Experience the past; join the future
Willkommen! Students who enter the German program at Franklin & Marshall College become part of a legacy that stretches back more than two centuries—many of the school's founders were German scholars from the University of Halle.
Germany's status today as the largest economy in Europe, a top export nation, and an innovator in environmental technologies make the study of German in the twenty-first century an excellent decision for our times.
Located in the heart of Pennsylvania German country, Franklin & Marshall College offers a unique setting for learning German in North America. Our proximity to Amish standholders in Lancaster's Central Market, to the historic Ephrata Cloister, and to the school's own exquisite holdings in Pennsylvania German art make this an ideal laboratory for the study of German-American culture and a fitting jumping-off place for study abroad. Whether you come to Franklin & Marshall with a background in German or you wish to begin your study of it here, we have something to offer you.
Our courses stress speaking, listening, reading and writing skills while introducing students to the culture, history, and literature of German-speaking Europe, past and present. We offer small classes, encouraging a highly interactive, discussion-based mode of instruction. Students who study abroad build on their existing skills in German to profit from an in-country immersion experience. A large number of our majors have parlayed their study of German into rewarding careers in and outside of academics.
"Wer eine fremde Sprache nicht spricht, versteht seine eigene nicht." "Whoever does not speak a foreign language does not understand his own." —Johann Wolfgang von Goethe
Additional Course Information
On Nov. 9, 1989, the winds of history toppled the Cold War’s Berlin Wall that divided Germany’s once and future capital between democracy and totalitarianism.
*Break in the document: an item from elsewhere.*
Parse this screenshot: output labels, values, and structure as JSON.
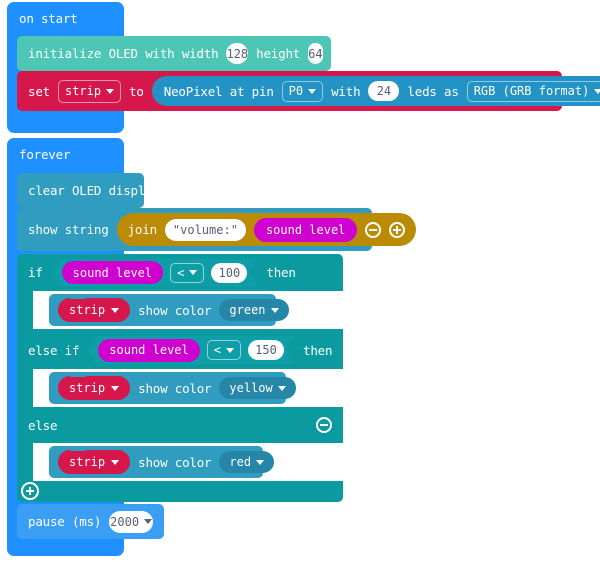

Thirty years later, autumn gusts across...Read More
Franklin & Marshall College, named a "top producer" of Fulbright scholars in 2014, produced three more this spring, as well as nine other scholarly fellows.Read More